But when artists are unable to work online or in person, they’re often left scrambling. As of deadline Tuesday, none of Colorado’s drag stars are eligible for unemployment, according to the Colorado Department of Labor, because they are categorized as independent contractors.
Gig workers, like drag kings and queens, are not traditionally eligible for unemployment insurance because they do not have a specific employer, but instead work at a variety of venues. The federal CARES Act would allow states to include such workers as eligible recipients and extend the period of time that these benefits can be received, providing needed relief to those unable to work, or rather, werk.
But for Perry, the biggest loss that has come from recent events hasn’t been the income, but rather the community that’s been built through the semi-monthly “Greely Does Drag” events. With queer-friendly spaces hard to find in rural Northern Colorado, this deals an emotional blow that’s much greater than the fiscal.
“The most difficult thing for me right now is feeling like I can’t contribute to my community in that way,” Perry said. “Especially knowing that I have friends who are part of the LGBTQIA+ community who are at home in toxic situations. For some of them, going out one night a month to the drag show and feeling wholly accepted and validated has been their escape.
“I think it’s been really healing and therapeutic for people, myself included, so not having that is hard.”

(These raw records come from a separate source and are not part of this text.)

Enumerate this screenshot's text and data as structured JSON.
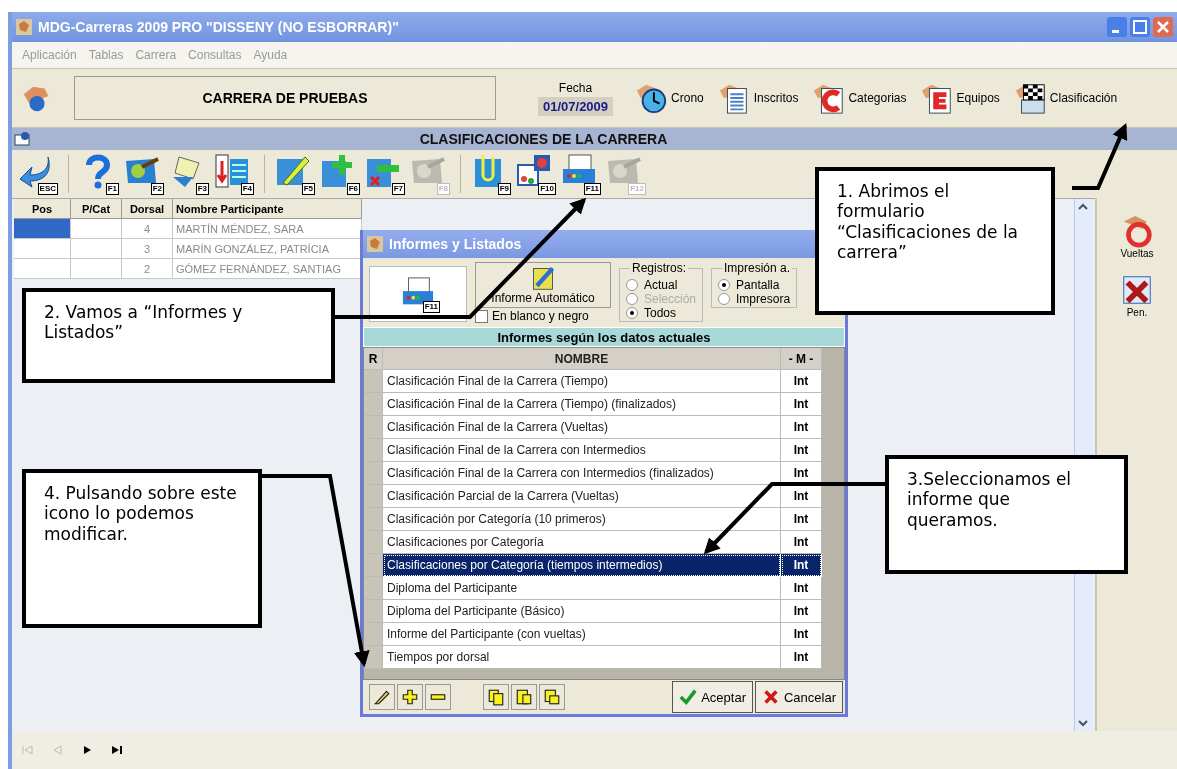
{
  "window": {
    "title": "MDG-Carreras 2009 PRO \"DISSENY (NO ESBORRAR)\""
  },
  "menu": [
    "Aplicación",
    "Tablas",
    "Carrera",
    "Consultas",
    "Ayuda"
  ],
  "header": {
    "race_name": "CARRERA DE PRUEBAS",
    "date_label": "Fecha",
    "date": "01/07/2009",
    "nav_buttons": [
      {
        "label": "Crono",
        "kind": "clock"
      },
      {
        "label": "Inscritos",
        "kind": "list"
      },
      {
        "label": "Categorias",
        "kind": "c"
      },
      {
        "label": "Equipos",
        "kind": "e"
      },
      {
        "label": "Clasificación",
        "kind": "flag"
      }
    ]
  },
  "section_title": "CLASIFICACIONES DE LA CARRERA",
  "toolbar_groups": [
    [
      {
        "key": "ESC",
        "kind": "back",
        "disabled": false
      }
    ],
    [
      {
        "key": "F1",
        "kind": "help",
        "disabled": false
      },
      {
        "key": "F2",
        "kind": "map",
        "disabled": false
      },
      {
        "key": "F3",
        "kind": "notes",
        "disabled": false
      },
      {
        "key": "F4",
        "kind": "sort",
        "disabled": false
      }
    ],
    [
      {
        "key": "F5",
        "kind": "edit",
        "disabled": false
      },
      {
        "key": "F6",
        "kind": "add",
        "disabled": false
      },
      {
        "key": "F7",
        "kind": "remove",
        "disabled": false
      },
      {
        "key": "F8",
        "kind": "map",
        "disabled": true
      }
    ],
    [
      {
        "key": "F9",
        "kind": "clip",
        "disabled": false
      },
      {
        "key": "F10",
        "kind": "chart",
        "disabled": false
      },
      {
        "key": "F11",
        "kind": "print",
        "disabled": false
      },
      {
        "key": "F12",
        "kind": "map",
        "disabled": true
      }
    ]
  ],
  "grid": {
    "columns": [
      "Pos",
      "P/Cat",
      "Dorsal",
      "Nombre Participante"
    ],
    "rows": [
      {
        "pos": "",
        "pcat": "",
        "dorsal": "4",
        "name": "MARTÍN MÉNDEZ, SARA",
        "selected": true
      },
      {
        "pos": "",
        "pcat": "",
        "dorsal": "3",
        "name": "MARÍN GONZÁLEZ, PATRÍCIA",
        "selected": false
      },
      {
        "pos": "",
        "pcat": "",
        "dorsal": "2",
        "name": "GÓMEZ FERNÁNDEZ, SANTIAG",
        "selected": false
      }
    ]
  },
  "side_buttons": [
    {
      "label": "Vueltas",
      "kind": "laps"
    },
    {
      "label": "Pen.",
      "kind": "penalty"
    }
  ],
  "dialog": {
    "title": "Informes y Listados",
    "print_key": "F11",
    "auto_button": "Informe Automático",
    "bw_checkbox": {
      "label": "En blanco y negro",
      "checked": false
    },
    "registros": {
      "label": "Registros:",
      "options": [
        {
          "label": "Actual",
          "selected": false,
          "disabled": false
        },
        {
          "label": "Selección",
          "selected": false,
          "disabled": true
        },
        {
          "label": "Todos",
          "selected": true,
          "disabled": false
        }
      ]
    },
    "impresion": {
      "label": "Impresión a.",
      "options": [
        {
          "label": "Pantalla",
          "selected": true,
          "disabled": false
        },
        {
          "label": "Impresora",
          "selected": false,
          "disabled": false
        }
      ]
    },
    "section_title": "Informes según los datos actuales",
    "columns": [
      "R",
      "NOMBRE",
      "- M -"
    ],
    "rows": [
      {
        "name": "Clasificación Final de la Carrera (Tiempo)",
        "m": "Int",
        "selected": false
      },
      {
        "name": "Clasificación Final de la Carrera (Tiempo) (finalizados)",
        "m": "Int",
        "selected": false
      },
      {
        "name": "Clasificación Final de la Carrera (Vueltas)",
        "m": "Int",
        "selected": false
      },
      {
        "name": "Clasificación Final de la Carrera con Intermedios",
        "m": "Int",
        "selected": false
      },
      {
        "name": "Clasificación Final de la Carrera con Intermedios (finalizados)",
        "m": "Int",
        "selected": false
      },
      {
        "name": "Clasificación Parcial de la Carrera (Vueltas)",
        "m": "Int",
        "selected": false
      },
      {
        "name": "Clasificación por Categoría (10 primeros)",
        "m": "Int",
        "selected": false
      },
      {
        "name": "Clasificaciones por Categoría",
        "m": "Int",
        "selected": false
      },
      {
        "name": "Clasificaciones por Categoría (tiempos intermedios)",
        "m": "Int",
        "selected": true
      },
      {
        "name": "Diploma del Participante",
        "m": "Int",
        "selected": false
      },
      {
        "name": "Diploma del Participante (Básico)",
        "m": "Int",
        "selected": false
      },
      {
        "name": "Informe del Participante (con vueltas)",
        "m": "Int",
        "selected": false
      },
      {
        "name": "Tiempos por dorsal",
        "m": "Int",
        "selected": false
      }
    ],
    "accept": "Aceptar",
    "cancel": "Cancelar"
  },
  "annotations": [
    {
      "text": "1. Abrimos el formulario “Clasificaciones de la carrera”"
    },
    {
      "text": "2. Vamos a “Informes y Listados”"
    },
    {
      "text": "3.Seleccionamos el informe que queramos."
    },
    {
      "text": "4. Pulsando sobre este icono lo podemos modificar."
    }
  ]
}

Whether it’s following the performers’ social media sites, helping to pay their bills or simply offering friendship in these difficult times, now is the time to support local drag royalty.
— to www.timescall.com